# TASK PROMPT
Give the lines again exactly as they appear below, from the line with "Output a JSON" to the line with "Enumerate this screenshot's", both included, and only those lines. Leave every picture out.

[[ RECORDS open ]]

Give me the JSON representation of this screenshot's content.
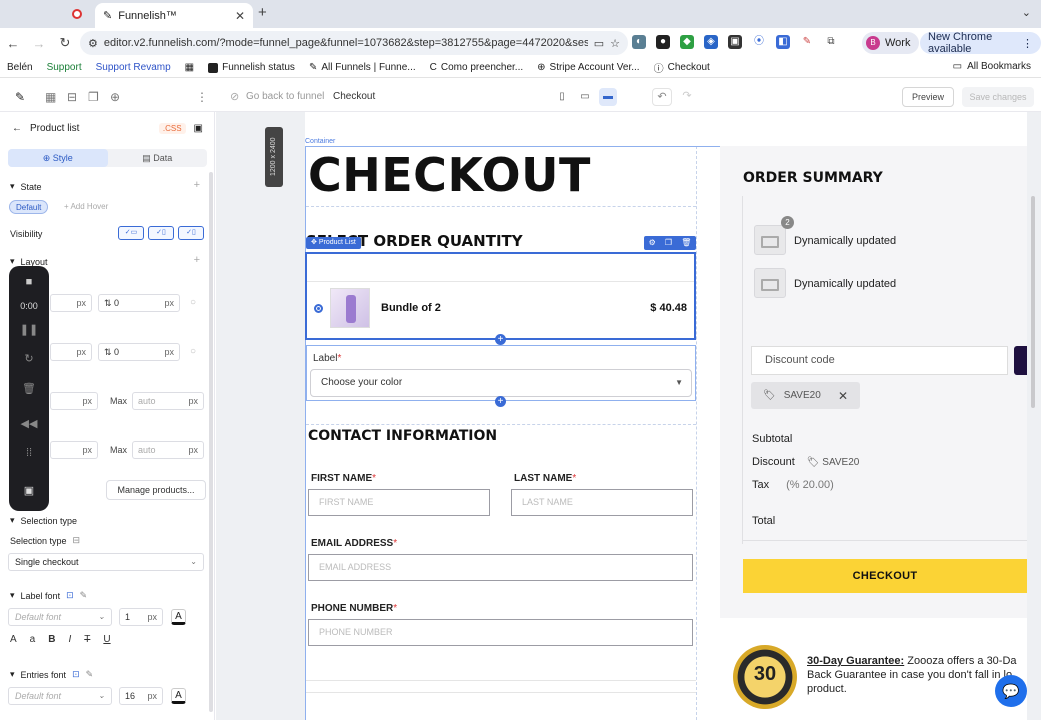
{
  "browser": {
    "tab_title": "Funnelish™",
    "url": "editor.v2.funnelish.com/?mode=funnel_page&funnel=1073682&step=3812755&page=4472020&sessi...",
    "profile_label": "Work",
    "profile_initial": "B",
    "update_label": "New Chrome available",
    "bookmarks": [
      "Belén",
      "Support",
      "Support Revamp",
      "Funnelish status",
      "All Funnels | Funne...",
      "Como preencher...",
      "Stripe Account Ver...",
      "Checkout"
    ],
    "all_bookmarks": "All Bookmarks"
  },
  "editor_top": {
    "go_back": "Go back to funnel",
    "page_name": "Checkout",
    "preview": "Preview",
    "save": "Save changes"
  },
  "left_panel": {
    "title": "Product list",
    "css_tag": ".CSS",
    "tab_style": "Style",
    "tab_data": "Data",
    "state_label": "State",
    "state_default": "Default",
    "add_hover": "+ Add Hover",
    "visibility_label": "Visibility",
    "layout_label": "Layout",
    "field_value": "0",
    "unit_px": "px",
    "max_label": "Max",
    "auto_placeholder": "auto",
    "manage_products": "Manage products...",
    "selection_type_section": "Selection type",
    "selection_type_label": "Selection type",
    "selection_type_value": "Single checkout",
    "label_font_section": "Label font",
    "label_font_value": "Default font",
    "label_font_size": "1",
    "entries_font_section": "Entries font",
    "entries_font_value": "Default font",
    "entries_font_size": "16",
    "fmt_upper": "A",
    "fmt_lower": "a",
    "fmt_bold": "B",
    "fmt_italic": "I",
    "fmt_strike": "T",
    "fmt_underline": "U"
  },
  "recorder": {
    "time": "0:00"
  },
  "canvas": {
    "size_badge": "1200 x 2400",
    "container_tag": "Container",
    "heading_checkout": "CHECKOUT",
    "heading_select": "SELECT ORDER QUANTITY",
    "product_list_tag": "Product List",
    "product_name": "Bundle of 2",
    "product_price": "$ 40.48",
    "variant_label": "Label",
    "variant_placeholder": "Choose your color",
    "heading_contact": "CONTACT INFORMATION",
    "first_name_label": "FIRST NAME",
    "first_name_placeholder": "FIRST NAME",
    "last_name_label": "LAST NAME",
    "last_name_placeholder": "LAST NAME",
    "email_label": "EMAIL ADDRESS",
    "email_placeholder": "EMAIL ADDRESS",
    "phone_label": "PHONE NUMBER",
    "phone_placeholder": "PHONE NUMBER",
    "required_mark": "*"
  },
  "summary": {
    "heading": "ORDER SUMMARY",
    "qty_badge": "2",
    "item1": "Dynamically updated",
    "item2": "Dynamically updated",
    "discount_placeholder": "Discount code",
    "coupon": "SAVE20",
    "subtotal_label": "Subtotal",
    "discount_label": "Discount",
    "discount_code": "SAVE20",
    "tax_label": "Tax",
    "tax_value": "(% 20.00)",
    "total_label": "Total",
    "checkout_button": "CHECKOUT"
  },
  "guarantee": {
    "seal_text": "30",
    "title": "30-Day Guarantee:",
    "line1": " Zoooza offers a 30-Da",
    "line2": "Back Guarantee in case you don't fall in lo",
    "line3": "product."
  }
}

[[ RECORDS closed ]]
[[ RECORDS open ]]

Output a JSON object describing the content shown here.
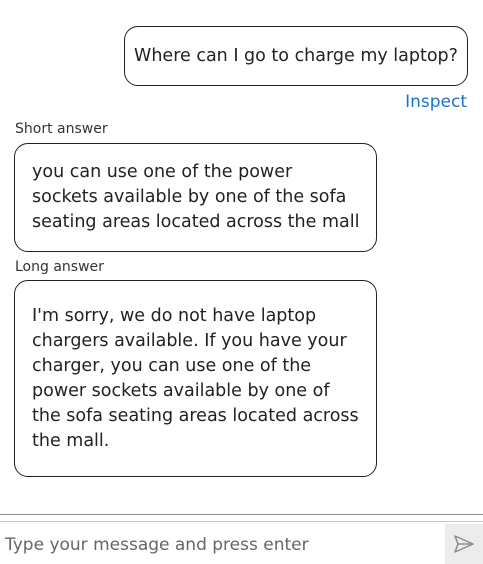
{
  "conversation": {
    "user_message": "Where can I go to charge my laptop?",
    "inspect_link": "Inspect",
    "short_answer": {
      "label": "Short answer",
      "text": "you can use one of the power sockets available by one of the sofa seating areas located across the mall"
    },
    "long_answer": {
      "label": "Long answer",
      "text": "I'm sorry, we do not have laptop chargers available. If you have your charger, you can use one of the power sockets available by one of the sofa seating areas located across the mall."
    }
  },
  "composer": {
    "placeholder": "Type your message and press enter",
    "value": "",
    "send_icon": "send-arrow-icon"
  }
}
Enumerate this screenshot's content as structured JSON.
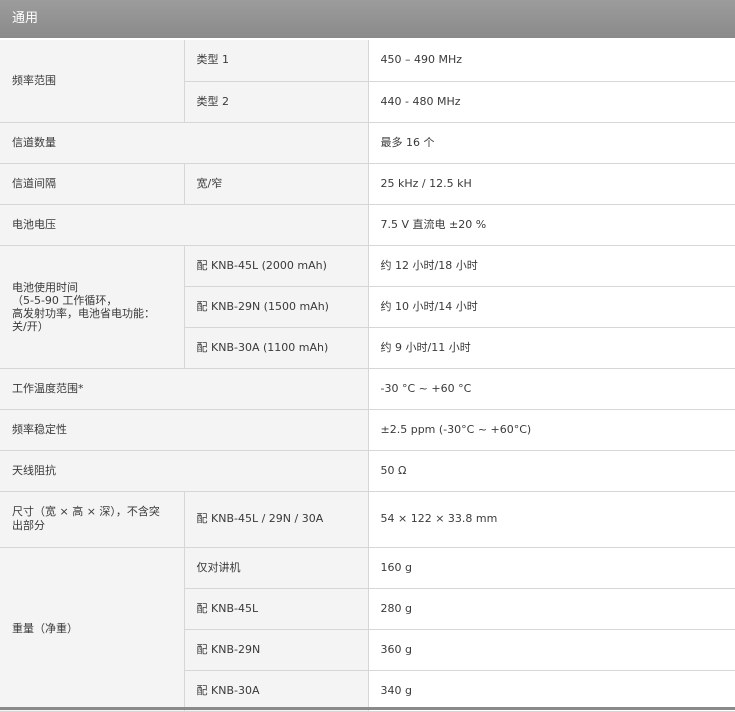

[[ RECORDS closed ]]

# WRITTEN SOLUTION
Output a JSON object describing the content shown here.
{
  "conversation": {
    "user_message": "Where can I go to charge my laptop?",
    "inspect_link": "Inspect",
    "short_answer": {
      "label": "Short answer",
      "text": "you can use one of the power sockets available by one of the sofa seating areas located across the mall"
    },
    "long_answer": {
      "label": "Long answer",
      "text": "I'm sorry, we do not have laptop chargers available. If you have your charger, you can use one of the power sockets available by one of the sofa seating areas located across the mall."
    }
  },
  "composer": {
    "placeholder": "Type your message and press enter",
    "value": "",
    "send_icon": "send-arrow-icon"
  }
}
Enumerate this screenshot's content as structured JSON.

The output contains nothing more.